LEWISTON — Rabies cases have risen sharply in Maine, prompting the Maine Center for Disease Control and Prevention and the Maine Department of Agriculture to warn Mainers to be cautious around wild animals and to get their pets vaccinated.
Eleven animals tested positive for rabies in January, up from just one positive case the same month last year.
Rabid animals have been reported in Androscoggin, Cumberland, Kennebec, Knox, Lincoln, Oxford and York counties. Recently, two foxes tested positive in the same York County neighborhood.
Experts believe this winter’s warm weather and lack of snow may be to blame for the surge because wild animals can roam more freely than in winters past.
Rabies is spread when infected animals bite or scratch a person or another animal. The virus can also be spread if saliva or tissue from the brain or spinal cord touches broken skin or gets into the mouth, nose or eyes, according to the agriculture department.
The most common wild animals to carry rabies are raccoons, skunks, bats, foxes and coyotes.
In a statement Friday, Stephen Sears, state epidemiologist from the Maine CDC, issued a reminder for Mainers to avoid contact with wild animals, to keep their pets close to home and to make sure all pets are up to date on rabies vaccinations.
“By avoiding contact with wild animals and maintaining pet’s vaccination, we can prevent the spread of rabies,” he said.

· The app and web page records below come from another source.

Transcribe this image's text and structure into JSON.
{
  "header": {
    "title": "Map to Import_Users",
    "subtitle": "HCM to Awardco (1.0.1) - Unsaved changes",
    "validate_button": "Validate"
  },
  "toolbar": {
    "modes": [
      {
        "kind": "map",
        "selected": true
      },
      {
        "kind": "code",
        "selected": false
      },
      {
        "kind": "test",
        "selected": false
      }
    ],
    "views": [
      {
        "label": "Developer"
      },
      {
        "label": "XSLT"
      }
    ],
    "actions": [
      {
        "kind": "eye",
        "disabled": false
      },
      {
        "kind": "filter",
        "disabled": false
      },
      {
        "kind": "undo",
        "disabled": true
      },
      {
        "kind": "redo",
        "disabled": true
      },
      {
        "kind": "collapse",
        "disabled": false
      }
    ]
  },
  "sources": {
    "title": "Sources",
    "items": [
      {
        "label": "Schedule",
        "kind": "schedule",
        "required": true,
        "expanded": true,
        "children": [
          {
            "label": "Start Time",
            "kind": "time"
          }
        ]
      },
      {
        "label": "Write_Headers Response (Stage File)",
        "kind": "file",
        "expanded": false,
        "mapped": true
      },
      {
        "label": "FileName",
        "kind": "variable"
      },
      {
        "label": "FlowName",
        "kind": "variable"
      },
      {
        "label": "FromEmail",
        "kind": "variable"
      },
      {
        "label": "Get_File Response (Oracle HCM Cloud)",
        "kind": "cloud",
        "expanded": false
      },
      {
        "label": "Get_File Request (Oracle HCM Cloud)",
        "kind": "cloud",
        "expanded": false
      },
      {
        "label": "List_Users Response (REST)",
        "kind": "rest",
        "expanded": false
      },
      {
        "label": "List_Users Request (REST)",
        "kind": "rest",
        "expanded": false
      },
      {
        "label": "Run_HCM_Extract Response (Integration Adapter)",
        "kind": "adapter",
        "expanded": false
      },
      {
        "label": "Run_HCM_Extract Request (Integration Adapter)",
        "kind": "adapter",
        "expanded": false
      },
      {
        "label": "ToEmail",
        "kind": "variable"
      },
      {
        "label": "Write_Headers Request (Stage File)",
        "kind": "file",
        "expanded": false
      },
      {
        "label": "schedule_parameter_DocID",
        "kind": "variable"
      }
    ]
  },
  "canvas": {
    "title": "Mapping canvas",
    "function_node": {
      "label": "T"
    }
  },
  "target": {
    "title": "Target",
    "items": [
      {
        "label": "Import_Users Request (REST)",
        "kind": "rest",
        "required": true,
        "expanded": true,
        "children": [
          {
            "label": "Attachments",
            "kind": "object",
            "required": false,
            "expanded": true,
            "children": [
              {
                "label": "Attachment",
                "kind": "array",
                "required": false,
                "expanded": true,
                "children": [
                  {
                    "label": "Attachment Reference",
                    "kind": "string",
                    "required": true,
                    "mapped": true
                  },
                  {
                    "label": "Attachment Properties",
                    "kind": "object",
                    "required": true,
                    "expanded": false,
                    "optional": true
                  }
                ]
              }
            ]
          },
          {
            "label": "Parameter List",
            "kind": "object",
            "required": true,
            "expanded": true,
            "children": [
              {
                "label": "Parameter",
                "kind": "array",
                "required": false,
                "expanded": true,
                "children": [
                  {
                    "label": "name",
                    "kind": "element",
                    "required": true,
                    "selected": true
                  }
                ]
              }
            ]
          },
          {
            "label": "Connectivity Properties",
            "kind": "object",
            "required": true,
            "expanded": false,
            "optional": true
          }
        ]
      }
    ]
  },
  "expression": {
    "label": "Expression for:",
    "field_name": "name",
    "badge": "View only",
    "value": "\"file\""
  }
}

In humans, rabies is preventable with prompt medical care after exposure. For more information, contact your local animal control officer or the Maine CDC at 1-800-821-5821.